According to the latest Halifax House Price Index, April saw a 1.1% rise in prices, taking the value of the average home to £166,094. The figures are significantly different than those released by the Nationwide, which indicated prices actually fell by 0.10% in April.
The Halifax also revealed house prices rose by 1.3% over the past quarter and by 2% during the last 12 months, again well above the Nationwide’s figure of 0.90%.
Commenting on the figures, Martin Ellis, Housing Economist at the Halifax, said: “House prices continue to pick up gradually. Prices in the three months to April 2013 were 1.3% higher than in the preceding three months, marking the fifth consecutive increase in house prices on this measure. The relatively low level of mortgage payments in relation to income continues to provide support for the market.”
Growth in house prices
According to the Halifax, house prices are now rising at the fastest annual rate since September 2010.
Housing experts believe the relatively low level of mortgage repayments, pushed down by low interest rates, are helping to prop up the housing market. According to the Halifax, mortgage repayments now account for 28% of disposable household income, compared to a peak of 48% in 2007 and a long term average of 36%.
However, the Halifax was quick to point out that despite price rises activity in the housing market is still subdued. Bank of England figures show the number of mortgages approved for house purchases, in the first three months of the year, were 1% down on the same period in 2012.
Martin Ellis again: “Market activity, however, remains subdued by historical standards with the number of mortgage approvals for house purchases, a leading indicator of completed house sales, easing slightly in the first quarter of 2013, according to the latest industry-wide figures.”

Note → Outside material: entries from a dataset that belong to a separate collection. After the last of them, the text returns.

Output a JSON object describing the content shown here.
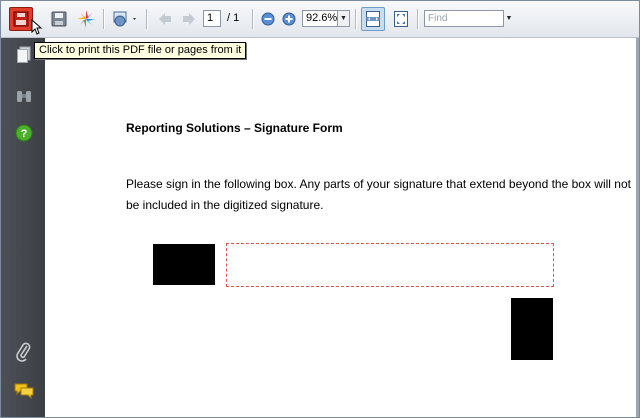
{
  "toolbar": {
    "page_current": "1",
    "page_total": "/ 1",
    "zoom_value": "92.6%",
    "find_placeholder": "Find"
  },
  "tooltip": {
    "text": "Click to print this PDF file or pages from it"
  },
  "document": {
    "title": "Reporting Solutions – Signature Form",
    "instructions": "Please sign in the following box.  Any parts of your signature that extend beyond the box will not be included in the digitized signature."
  },
  "icons": {
    "print": "print-icon",
    "save": "save-icon",
    "collaborate": "collaborate-icon",
    "send": "send-icon",
    "prev_page": "previous-page-icon",
    "next_page": "next-page-icon",
    "zoom_out": "zoom-out-icon",
    "zoom_in": "zoom-in-icon",
    "fit_width": "fit-width-icon",
    "fit_window": "fit-window-icon",
    "pages": "pages-icon",
    "binoculars": "binoculars-icon",
    "help": "help-icon",
    "attachments": "attachments-icon",
    "comments": "comments-icon"
  },
  "colors": {
    "print_highlight": "#e23c2a",
    "sig_box_border": "#e0524c",
    "help_green": "#4caf2c",
    "sidebar": "#45494e"
  }
}
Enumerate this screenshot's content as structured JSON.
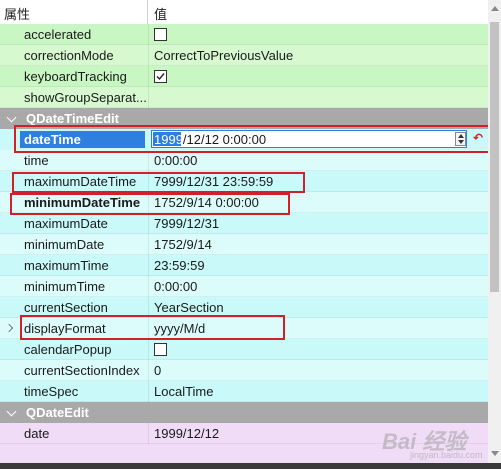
{
  "header": {
    "col_property": "属性",
    "col_value": "值"
  },
  "rows_top": [
    {
      "name": "accelerated",
      "type": "checkbox",
      "checked": false
    },
    {
      "name": "correctionMode",
      "type": "text",
      "value": "CorrectToPreviousValue"
    },
    {
      "name": "keyboardTracking",
      "type": "checkbox",
      "checked": true
    },
    {
      "name": "showGroupSeparat...",
      "type": "text",
      "value": ""
    }
  ],
  "group_datetime": {
    "label": "QDateTimeEdit"
  },
  "editor": {
    "name": "dateTime",
    "value_selected": "1999",
    "value_rest": "/12/12 0:00:00",
    "reset_glyph": "↶"
  },
  "rows_datetime": [
    {
      "name": "time",
      "value": "0:00:00"
    },
    {
      "name": "maximumDateTime",
      "value": "7999/12/31 23:59:59"
    },
    {
      "name": "minimumDateTime",
      "value": "1752/9/14 0:00:00",
      "bold": true
    },
    {
      "name": "maximumDate",
      "value": "7999/12/31"
    },
    {
      "name": "minimumDate",
      "value": "1752/9/14"
    },
    {
      "name": "maximumTime",
      "value": "23:59:59"
    },
    {
      "name": "minimumTime",
      "value": "0:00:00"
    },
    {
      "name": "currentSection",
      "value": "YearSection"
    },
    {
      "name": "displayFormat",
      "value": "yyyy/M/d",
      "expandable": true
    },
    {
      "name": "calendarPopup",
      "type": "checkbox",
      "checked": false
    },
    {
      "name": "currentSectionIndex",
      "value": "0"
    },
    {
      "name": "timeSpec",
      "value": "LocalTime"
    }
  ],
  "group_date": {
    "label": "QDateEdit"
  },
  "rows_date": [
    {
      "name": "date",
      "value": "1999/12/12"
    }
  ],
  "watermark": {
    "logo": "Bai 经验",
    "url": "jingyan.baidu.com"
  },
  "colors": {
    "green": "#c9f7c3",
    "cyan": "#c9f9f9",
    "pink": "#f1dcf7",
    "group": "#a9a9a9",
    "selection": "#2f7fe0",
    "annotation": "#d21f2a"
  }
}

Looking forward to the rest of the year, Ellis said: “Weak income growth and continuing below-trend economic growth are likely to remain significant constraints on housing demand during the remainder of 2013.”